Land Art emerged as an art movement in the USA in the late 1960s. The initial aim was to dissolve the boundaries of conventional art institutions and to find new ways of expression outside of the exhibition space, for which the artists made use of landscape and nature.
Richard Long, an English representative of the movement, walked straight up and down a meadow in 1967 for his work "A Line Made by Walking, England", leaving a trail in the grass. With this minimal change in nature, which had a temporal component in both the process of creation and its dissolution, Long pursued a conceptual approach with a reduced formal language.
By piling up earth, drawing in the sand, or arranging stones and leaves, the Land Art artists created works of art with and in nature, which were exposed to weather and were therefore ephemeral. In addition, Land Art works were often created in remote places and were not easily accessible to viewers, which is why the works were usually documented photographically and on film. The German filmmaker Gerry Schum presented in 1969 a series of videos of works by several artists in a TV show called “Land Art”, which gave a name to the movement.
Through Robert Smithson, Land Art underwent further theoretical expansion.
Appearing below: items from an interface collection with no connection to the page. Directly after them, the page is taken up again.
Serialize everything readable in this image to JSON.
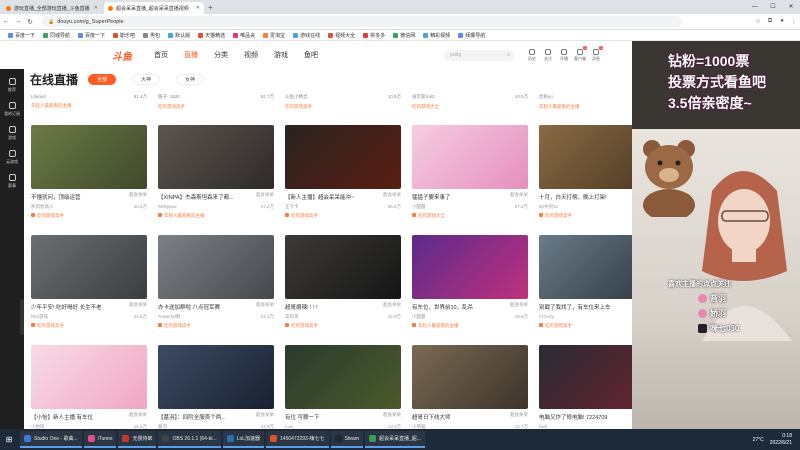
{
  "browser": {
    "tabs": [
      {
        "label": "游玩直播_全部游玩直播_斗鱼直播",
        "active": false
      },
      {
        "label": "超会呆呆直播_超会呆呆直播视频",
        "active": true
      }
    ],
    "url": "douyu.com/g_SuperPeople",
    "bookmarks": [
      "百度一下",
      "同城导航",
      "百度一下",
      "斯乐吧",
      "男包",
      "默认版",
      "天猫精选",
      "唯品会",
      "爱淘宝",
      "游戏在线",
      "视频大全",
      "拼多多",
      "微信网",
      "精彩视频",
      "拜娜导航"
    ]
  },
  "douyu": {
    "logo": "斗鱼",
    "nav": [
      "首页",
      "直播",
      "分类",
      "视频",
      "游戏",
      "鱼吧"
    ],
    "search_placeholder": "pubg",
    "header_icons": [
      {
        "label": "历史",
        "badge": ""
      },
      {
        "label": "关注",
        "badge": ""
      },
      {
        "label": "开播",
        "badge": ""
      },
      {
        "label": "客户端",
        "badge": "1"
      },
      {
        "label": "消息",
        "badge": "1"
      }
    ]
  },
  "sidebar": [
    {
      "label": "推荐"
    },
    {
      "label": "我的订阅"
    },
    {
      "label": "游戏"
    },
    {
      "label": "云游戏"
    },
    {
      "label": "赛事"
    }
  ],
  "page": {
    "title": "在线直播",
    "filters": [
      {
        "label": "全部",
        "active": true
      },
      {
        "label": "大神",
        "active": false
      },
      {
        "label": "女神",
        "active": false
      }
    ]
  },
  "prev_row": [
    {
      "user": "Lifeand",
      "hot": "81.4万",
      "tag": "年轻人最爱看的主播"
    },
    {
      "user": "狼子· 1520",
      "hot": "52.7万",
      "tag": "吃鸡游戏高手"
    },
    {
      "user": "斗鱼小精灵",
      "hot": "10.5万",
      "tag": "吃鸡游戏高手"
    },
    {
      "user": "张可爱Sol2",
      "hot": "10.5万",
      "tag": "吃鸡游戏大全"
    },
    {
      "user": "优民yu",
      "hot": "48.5万",
      "tag": "年轻人最爱看的主播"
    }
  ],
  "cards": [
    {
      "title": "不懂就问，顶级运营",
      "category": "超会呆呆",
      "user": "秋风愁煞人",
      "hot": "40.5万",
      "tag": "吃鸡游戏高手",
      "colors": [
        "#6d7a45",
        "#3e4a2b"
      ]
    },
    {
      "title": "【XINPA】杰森斯坦森来了都...",
      "category": "超会呆呆",
      "user": "XINtypou",
      "hot": "37.2万",
      "tag": "年轻人最爱看的主播",
      "colors": [
        "#5c5550",
        "#2e2a28"
      ]
    },
    {
      "title": "【新人主播】超会呆呆能冲~",
      "category": "超会呆呆",
      "user": "王卡卡",
      "hot": "36.6万",
      "tag": "吃鸡游戏高手",
      "colors": [
        "#2a2320",
        "#5a1d12"
      ]
    },
    {
      "title": "猛猛子要来事了",
      "category": "超会呆呆",
      "user": "小甜甜",
      "hot": "27.2万",
      "tag": "吃鸡游戏大全",
      "colors": [
        "#f6cde0",
        "#e58fbf"
      ]
    },
    {
      "title": "十月，白天打榜，晚上打架!",
      "category": "超会呆呆",
      "user": "Bo牛奶11",
      "hot": "25.4万",
      "tag": "吃鸡游戏高手",
      "colors": [
        "#8a6a45",
        "#4c3a22"
      ]
    },
    {
      "title": "少年平安! 吃好喝好 长生不老",
      "category": "超会呆呆",
      "user": "Dk0游戏",
      "hot": "24.6万",
      "tag": "吃鸡游戏高手",
      "colors": [
        "#6b6f72",
        "#3b3e40"
      ]
    },
    {
      "title": "办卡送加群啦 八点冠军赛",
      "category": "超会呆呆",
      "user": "Powerful明",
      "hot": "24.4万",
      "tag": "吃鸡游戏高手",
      "colors": [
        "#7d8085",
        "#45484c"
      ]
    },
    {
      "title": "超哥摘辣! ! ! !",
      "category": "超会呆呆",
      "user": "菜鸡哥",
      "hot": "22.9万",
      "tag": "吃鸡游戏高手",
      "colors": [
        "#3c3a38",
        "#151515"
      ]
    },
    {
      "title": "有东位，世界前10，乱杀",
      "category": "超会呆呆",
      "user": "小甜甜",
      "hot": "18.6万",
      "tag": "年轻人最爱看的主播",
      "colors": [
        "#5a2b8a",
        "#c0307e"
      ]
    },
    {
      "title": "别戳了我找了，有车位来上车",
      "category": "超会呆呆",
      "user": "Fzzerry",
      "hot": "16.9万",
      "tag": "吃鸡游戏高手",
      "colors": [
        "#6a7a86",
        "#2e3a44"
      ]
    },
    {
      "title": "【小怡】新人主播 有车位",
      "category": "超会呆呆",
      "user": "小怡呀",
      "hot": "15.4万",
      "tag": "年轻人最爱看的主播",
      "colors": [
        "#f8dbe6",
        "#f0a6c2"
      ]
    },
    {
      "title": "【墓羽】：四阶全服首个两...",
      "category": "超会呆呆",
      "user": "墓羽",
      "hot": "14.8万",
      "tag": "吃鸡游戏高手",
      "colors": [
        "#3d4a63",
        "#1a2230"
      ]
    },
    {
      "title": "有位 可颤一下",
      "category": "超会呆呆",
      "user": "Luvi",
      "hot": "13.1万",
      "tag": "吃鸡游戏高手",
      "colors": [
        "#2b3a2e",
        "#4a5a2a"
      ]
    },
    {
      "title": "超哥日下线大师",
      "category": "超会呆呆",
      "user": "小熊猫",
      "hot": "12.7万",
      "tag": "吃鸡游戏高手",
      "colors": [
        "#7a6a55",
        "#3d332a"
      ]
    },
    {
      "title": "电脑又炸了修电脑! 7224709",
      "category": "超会呆呆",
      "user": "hwk",
      "hot": "11.8万",
      "tag": "吃鸡游戏高手",
      "colors": [
        "#2a2c34",
        "#6a2230"
      ]
    }
  ],
  "overlay": {
    "lines": [
      "钻粉=1000票",
      "投票方式看鱼吧",
      "3.5倍亲密度~"
    ],
    "follow_text": "喜欢主播的点点关注",
    "names": [
      "音羽",
      "娇羽",
      "咪七030"
    ]
  },
  "taskbar": {
    "items": [
      {
        "label": "Studio One - 歌曲...",
        "color": "#3a7bd5"
      },
      {
        "label": "iTunes",
        "color": "#e24c8a"
      },
      {
        "label": "无畏侍郎",
        "color": "#c0392b"
      },
      {
        "label": "OBS 26.1.1 (64-bi...",
        "color": "#444"
      },
      {
        "label": "LoL加速器",
        "color": "#2a6fb0"
      },
      {
        "label": "1450472293-嗨七七",
        "color": "#d8552a"
      },
      {
        "label": "Steam",
        "color": "#1b2838"
      },
      {
        "label": "超会呆呆直播_超...",
        "color": "#3a9d50"
      }
    ],
    "weather": "27°C",
    "time": "0:18",
    "date": "2022/6/21"
  }
}
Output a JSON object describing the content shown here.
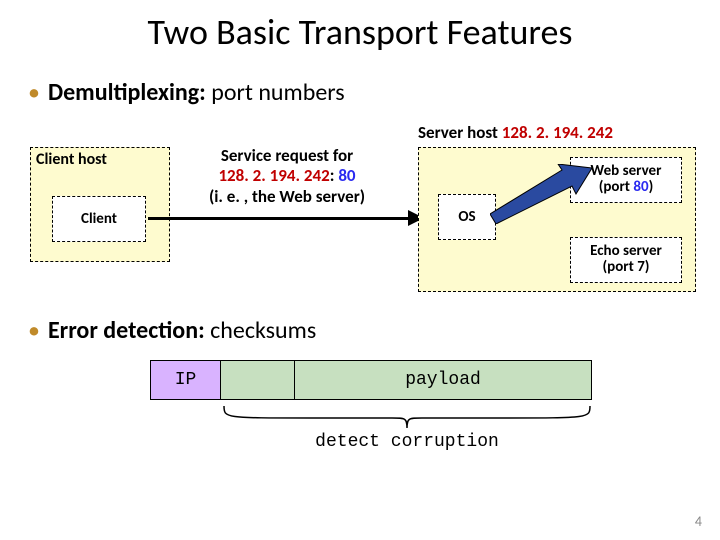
{
  "title": "Two Basic Transport Features",
  "bullet1": {
    "lead": "Demultiplexing:",
    "tail": " port numbers"
  },
  "server_title": {
    "prefix": "Server host ",
    "ip": "128. 2. 194. 242"
  },
  "client_host_label": "Client host",
  "client_inner": "Client",
  "svc": {
    "l1": "Service request for",
    "ip": "128. 2. 194. 242",
    "colon": ": ",
    "port": "80",
    "l3": "(i. e. , the Web server)"
  },
  "os_label": "OS",
  "web": {
    "name": "Web server",
    "port_open": "(port ",
    "port": "80",
    "port_close": ")"
  },
  "echo": {
    "name": "Echo server",
    "port": "(port 7)"
  },
  "bullet2": {
    "lead": "Error detection:",
    "tail": " checksums"
  },
  "pkt": {
    "ip": "IP",
    "payload": "payload"
  },
  "detect": "detect corruption",
  "pagenum": "4"
}
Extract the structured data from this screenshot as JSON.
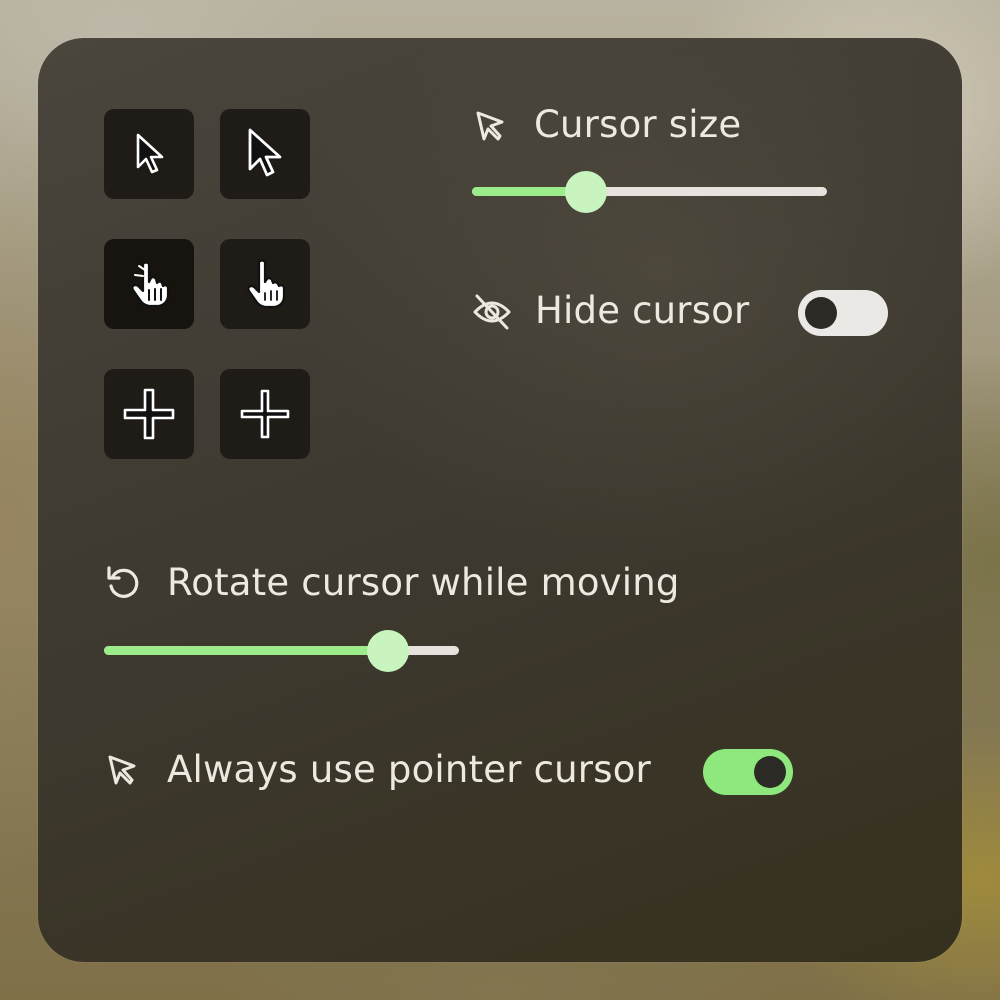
{
  "cursor_styles": {
    "tiles": [
      {
        "name": "arrow-small-icon"
      },
      {
        "name": "arrow-large-icon"
      },
      {
        "name": "hand-small-icon"
      },
      {
        "name": "hand-large-icon"
      },
      {
        "name": "crosshair-small-icon"
      },
      {
        "name": "crosshair-large-icon"
      }
    ]
  },
  "cursor_size": {
    "label": "Cursor size",
    "icon": "pointer-icon",
    "value_fraction": 0.32
  },
  "hide_cursor": {
    "label": "Hide cursor",
    "icon": "eye-off-icon",
    "enabled": false
  },
  "rotate_cursor": {
    "label": "Rotate cursor while moving",
    "icon": "rotate-icon",
    "value_fraction": 0.8
  },
  "pointer_cursor": {
    "label": "Always use pointer cursor",
    "icon": "pointer-icon",
    "enabled": true
  },
  "colors": {
    "accent": "#9cec8a",
    "thumb": "#c9f4bf",
    "toggle_on": "#8fe87d",
    "toggle_off": "#ebe9e6",
    "tile": "#1f1c17",
    "panel": "#3f3b32",
    "text": "#ece9e1"
  }
}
He was interested in the interrelation between the inside and outside and created the terms "site" and "nonsite". The term "site" refers to a real existing place in the exterior space, whereas "nonsite" means a work in the interior space that consists of materials from the real place and has a direct reference to it. In his work "A Nonsite, Franklin, New Jersey" (1968), for example, Smithson transferred material from Franklin, New Jersey to the gallery space as a representation of this location, thus reintegrating the conventional exhibition space into the dialogue.
Following Smithson’s theory, the three drawings in Richard Long's "River Avon Mud Drawings" series (1989) can be described as "nonsite" works. They were created by dipping a structured piece of paper in the wet mud of the River Avon, a river in southwest England that flows through Long's home town of Bristol.
Long describes the works as drawings that reflect the appearance of the riverbed after low tide: a mud-covered surface with a ramified pattern left by the tidal current. Long hangs the leaves up to dry and finally turns them 180 degrees, so that the vertical flow traces of the mud taper off towards the top.